Sorry to hear about your brother and his eye. I, too, had facial shingles that went into my eye, back in July of this year! It's been a bad experience, but I've had good medical care. I see an opthalmologist every 3 to 4 weeks and am now seeing a corneal specialist. I developed epi scleritis (inflamation of the white portion of the eye) and am on prednizone drops for the 4th time now! Also, I was put back on Valtrex (antiviral medication) by mouth and my eye is getting better, but due to alot of dryness, I use Systane drops in between the others. Thank God the cornea is ok due to good medical attention. I urge you to see a good opthalmologist, who has treated shingles of the eye--God Bless!
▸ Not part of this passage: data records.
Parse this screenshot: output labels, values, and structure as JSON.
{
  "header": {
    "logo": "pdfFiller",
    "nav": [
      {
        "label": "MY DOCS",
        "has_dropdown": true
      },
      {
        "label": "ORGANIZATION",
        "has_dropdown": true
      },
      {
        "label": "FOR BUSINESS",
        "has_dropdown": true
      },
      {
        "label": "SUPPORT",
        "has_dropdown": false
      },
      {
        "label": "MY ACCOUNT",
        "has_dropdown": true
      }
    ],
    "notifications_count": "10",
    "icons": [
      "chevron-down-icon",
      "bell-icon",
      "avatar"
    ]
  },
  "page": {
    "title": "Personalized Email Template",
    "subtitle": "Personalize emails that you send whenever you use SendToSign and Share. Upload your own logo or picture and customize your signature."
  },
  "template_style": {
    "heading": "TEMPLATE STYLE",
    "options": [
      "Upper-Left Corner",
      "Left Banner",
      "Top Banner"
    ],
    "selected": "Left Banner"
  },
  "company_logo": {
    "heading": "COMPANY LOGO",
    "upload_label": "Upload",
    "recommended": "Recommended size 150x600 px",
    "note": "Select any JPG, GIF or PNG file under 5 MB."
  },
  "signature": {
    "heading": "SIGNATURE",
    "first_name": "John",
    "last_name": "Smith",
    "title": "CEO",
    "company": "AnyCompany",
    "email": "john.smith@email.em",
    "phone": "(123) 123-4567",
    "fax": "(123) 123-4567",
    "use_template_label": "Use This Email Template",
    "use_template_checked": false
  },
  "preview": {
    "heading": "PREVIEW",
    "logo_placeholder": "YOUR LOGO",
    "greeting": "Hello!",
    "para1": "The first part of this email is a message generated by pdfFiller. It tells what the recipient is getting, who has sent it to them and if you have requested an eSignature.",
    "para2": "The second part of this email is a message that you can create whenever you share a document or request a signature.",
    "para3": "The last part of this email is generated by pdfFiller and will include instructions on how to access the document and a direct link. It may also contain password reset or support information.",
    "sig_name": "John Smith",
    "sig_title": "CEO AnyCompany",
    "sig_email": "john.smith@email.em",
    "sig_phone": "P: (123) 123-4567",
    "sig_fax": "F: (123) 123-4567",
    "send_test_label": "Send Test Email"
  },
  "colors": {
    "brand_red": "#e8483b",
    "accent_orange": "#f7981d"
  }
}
The eyes are sometimes affected by herpes zoster. This is due to the fact that the eyes are connected to nerves that may be infected with the herpes zoster virus. The usual shingles rash can spread from an involved area of the forehead or cheek to the upper or lower eyelids. Shingles may cause redness of the conjunctiva (the mucous membrane covering the white of the eye). It can also cause small scratches or scarring of the cornea. The scratches on the cornea may increase the risk of bacterial infection in the eye. Shingles may also cause inflammation inside the eye, known as iritis or uveitis. It can also affect the optic nerve or the retina.
Herpes zoster infections of the eye can lead to redness, swelling, pain, sensitivity to light, and blurred vision. Severe or repeated episodes of herpes zoster infection are associated with other eye conditions.
Treatment of the symptoms of shingles through compresses and pain relievers is usually recommended by doctors. Lubricating eyedrops or antibiotic eye drops may aso be prescribed. The use of antiviral medications may be recommended by your doctor. The medication most commonly prescribed is acyclovir. Occasionally, steroids may be prescribed to reduce inflammation.
By its very nature, herpes zoster infections are prone to return from time to time, especially when the immune system is weakened. Early diagnosis and treatment is important to minimize the symptoms and reduce the risk of complications that may compromise vision.